Dieffenbacher-Krall has spent the last several years extracting and classifying chironomid head capsules - the only part of the insect
that preserves - from cores of lake sediment in New Zealand.
"We're using them as a thermometer, basically," Dieffenbacher-Krall
says, to help determine what was going on in the Southern Hemisphere at
the end of the last ice age.
Different types of chironomids exist in different ecological conditions,
but the dominant variable is a lake's mean summer temperature.
Comparing chironomid research data with pollen-based studies of temperature change, Dieffenbacher-Krall and her Climate Change Institute
colleagues George Denton and Marcus Vandergoes have painted a more
complete picture of climate change in the late glacial period.
The findings from their research, which were recently published in
Quaternary Science Reviews, indicate stronger seasonality, which could
have broader implications for understanding the differences between
proxy records for abrupt climate change.
Ageism in the workplace
A two-year study of older employees in Maine is focusing on how they
perceive and handle harassment in the workplace.
With a $125,000 grant from the National Science Foundation, University
of Maine sociologist Amy Blackstone is surveying as many as 800 Maine
workers age 62 and older. Blackstone says she hopes to find out how stature at work affects harassment experiences, and how stature at work,
home and in the community may affect responses to those experiences.
By bringing together several areas of sociological inquiry, including
age, power, victimization and mobilization, the study is expected to
inform policymaking and employment laws by raising awareness about

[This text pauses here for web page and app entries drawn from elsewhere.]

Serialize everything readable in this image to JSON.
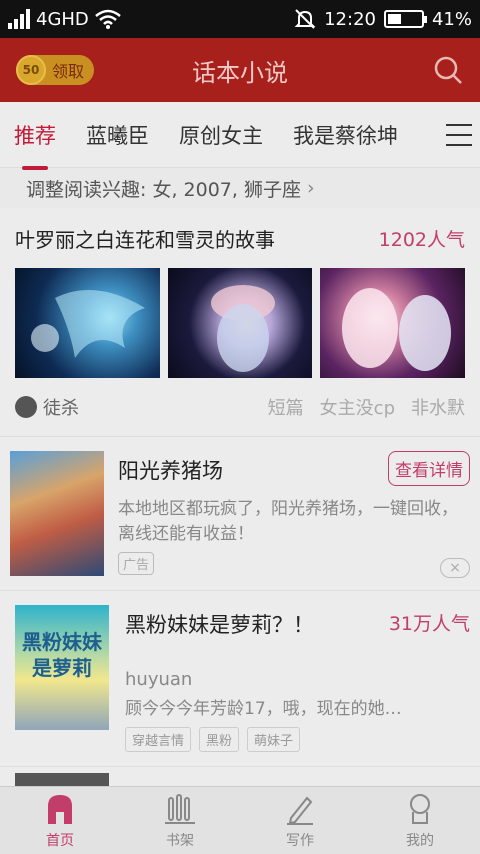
{
  "status": {
    "network": "4GHD",
    "time": "12:20",
    "battery_pct": "41%",
    "battery_level": 0.41
  },
  "header": {
    "coin_value": "50",
    "claim_label": "领取",
    "title": "话本小说",
    "search_icon": "search-icon"
  },
  "tabs": [
    "推荐",
    "蓝曦臣",
    "原创女主",
    "我是蔡徐坤"
  ],
  "interest": {
    "text": "调整阅读兴趣: 女, 2007, 狮子座",
    "chevron": "›"
  },
  "featured": {
    "title": "叶罗丽之白连花和雪灵的故事",
    "popularity": "1202人气",
    "author": "徒杀",
    "tags": [
      "短篇",
      "女主没cp",
      "非水默"
    ]
  },
  "ad": {
    "title": "阳光养猪场",
    "detail_button": "查看详情",
    "desc": "本地地区都玩疯了，阳光养猪场，一键回收，离线还能有收益！",
    "badge": "广告",
    "close": "×"
  },
  "book": {
    "cover_text": "黑粉妹妹是萝莉",
    "title": "黑粉妹妹是萝莉？！",
    "popularity": "31万人气",
    "author": "huyuan",
    "summary": "顾今今今年芳龄17，哦，现在的她…",
    "tags": [
      "穿越言情",
      "黑粉",
      "萌妹子"
    ]
  },
  "nav": {
    "home": "首页",
    "shelf": "书架",
    "write": "写作",
    "mine": "我的"
  },
  "colors": {
    "accent": "#c23d69",
    "header_bg": "#a8201c"
  }
}
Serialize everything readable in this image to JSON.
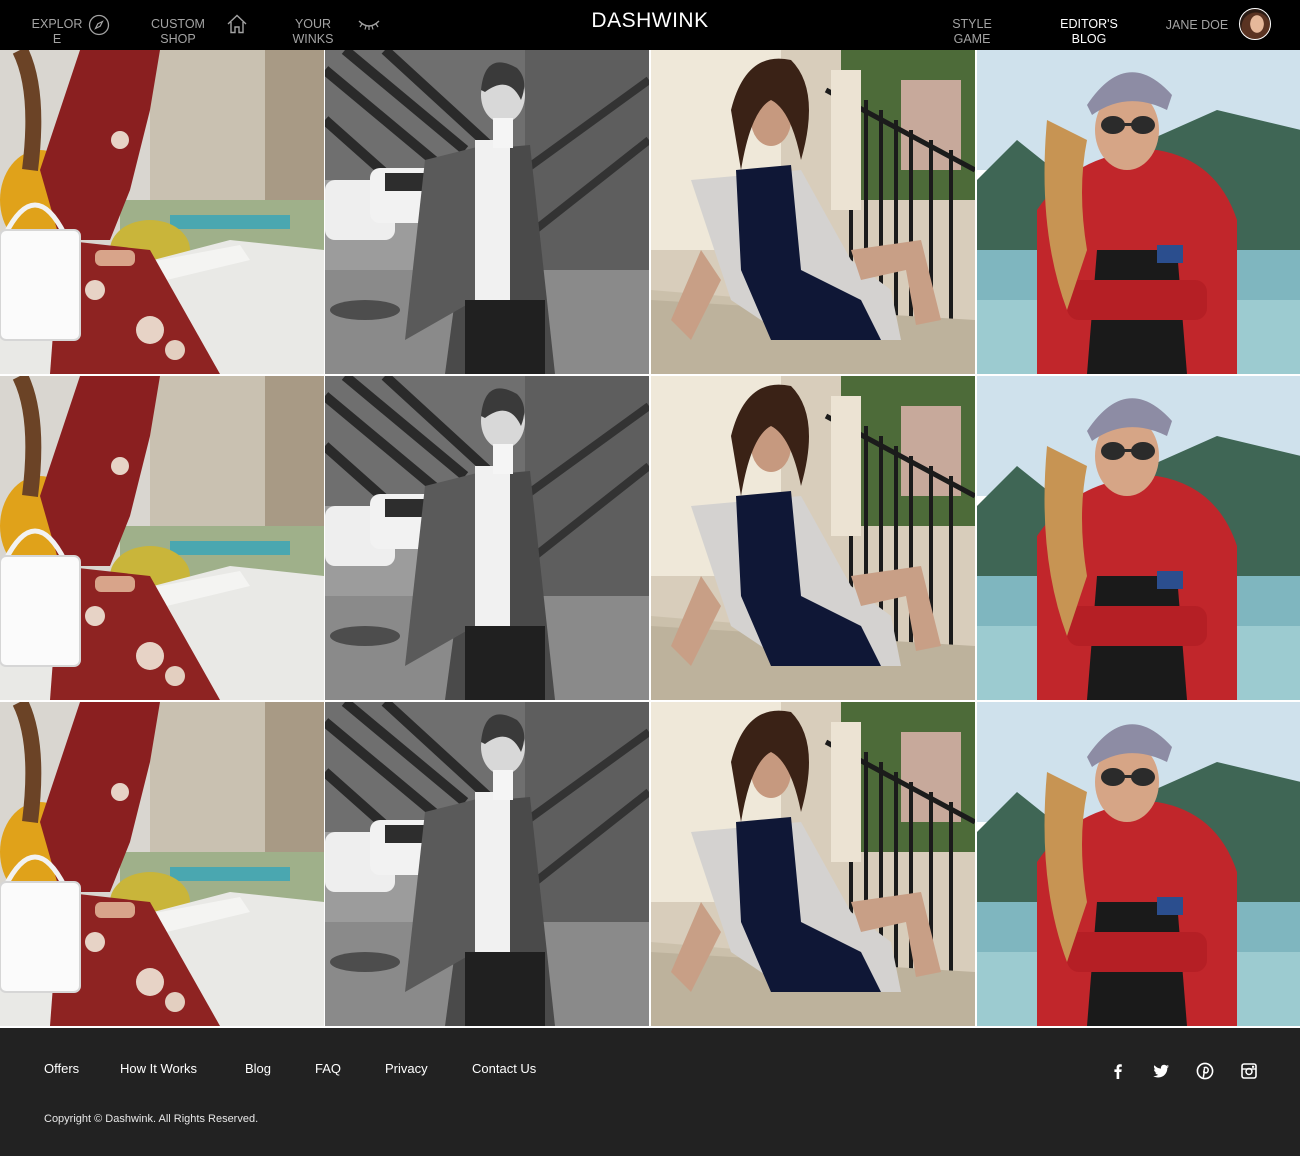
{
  "nav": {
    "explore": {
      "label": "EXPLORE",
      "icon": "compass-icon"
    },
    "custom_shop": {
      "label": "CUSTOM SHOP",
      "icon": "home-icon"
    },
    "your_winks": {
      "label": "YOUR WINKS",
      "icon": "eye-wink-icon"
    },
    "brand": "DASHWINK",
    "style_game": {
      "label": "STYLE GAME"
    },
    "editors_blog": {
      "label": "EDITOR'S BLOG",
      "active": true
    },
    "user": {
      "name": "JANE DOE",
      "avatar": "avatar-photo"
    }
  },
  "colors": {
    "topbar_bg": "#000000",
    "footer_bg": "#222222",
    "nav_text": "#a3a3a3",
    "nav_active": "#ffffff"
  },
  "grid": {
    "columns": 4,
    "rows": 3,
    "photos": [
      "woman in red floral off-shoulder dress with white handbag",
      "black and white photo of woman in tweed blazer and turtleneck",
      "woman in grey cardigan and navy velvet slip dress on steps",
      "woman in red jacket with cap and sunglasses by a lake"
    ]
  },
  "footer": {
    "links": [
      "Offers",
      "How It Works",
      "Blog",
      "FAQ",
      "Privacy",
      "Contact Us"
    ],
    "social": [
      "facebook-icon",
      "twitter-icon",
      "pinterest-icon",
      "instagram-icon"
    ],
    "copyright": "Copyright © Dashwink. All Rights Reserved."
  }
}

situations that may create opportunities for employee harassment or
The study's findings will be used to develop a larger comparative
investigation of workplace harassment over worker life cycles.
At the University of Maine, the Hudson Museum's Maine Native American
collection includes more than 500 examples of culture - from birch bark
canoes and root clubs to beadwork and baskets of brown ash splints and
sweetgrass dating from the 1850s. Also in the collection are traditional
tools used by Maine Indian basketmakers to transform the natural
materials into functional works of art.
Now a documentary series by the Hudson Museum and the Maine Indian
Basketmakers Alliance, filmed and produced by students at ASAP, UMaine's
new media and Internet technology production lab, illustrates just how
those tools are used in the artistic tradition by contemporary artists
as a means of sustaining cultural heritage. Eleven Passamaquoddy,
Penobscot, Maliseet and Micmac artists from Bethel to Limestone, as well
as tribal elders, were interviewed.
The two-year project to document Maine Indian material culture, made
possible by a $96,000 grant from the Institute of Museum and Library
Services, culminated this fall. It features nine segments on
basketmaking, from the gathering and processing of the raw materials -
brown ash and sweetgrass - to the creation of the artforms. Also
featured are two birch bark artists, three carvers and a beadworker.
Once the Hudson Museum reopens next fall in the newly renovated Collins
Center for the Arts, patrons will use media stations with touch screens
to see these segments in the new Maine Indian Gallery. The documentaries
also will be available to schools over the Internet to support LD291, a
2001 state law requiring the teaching of Maine Native American history
and culture in schools.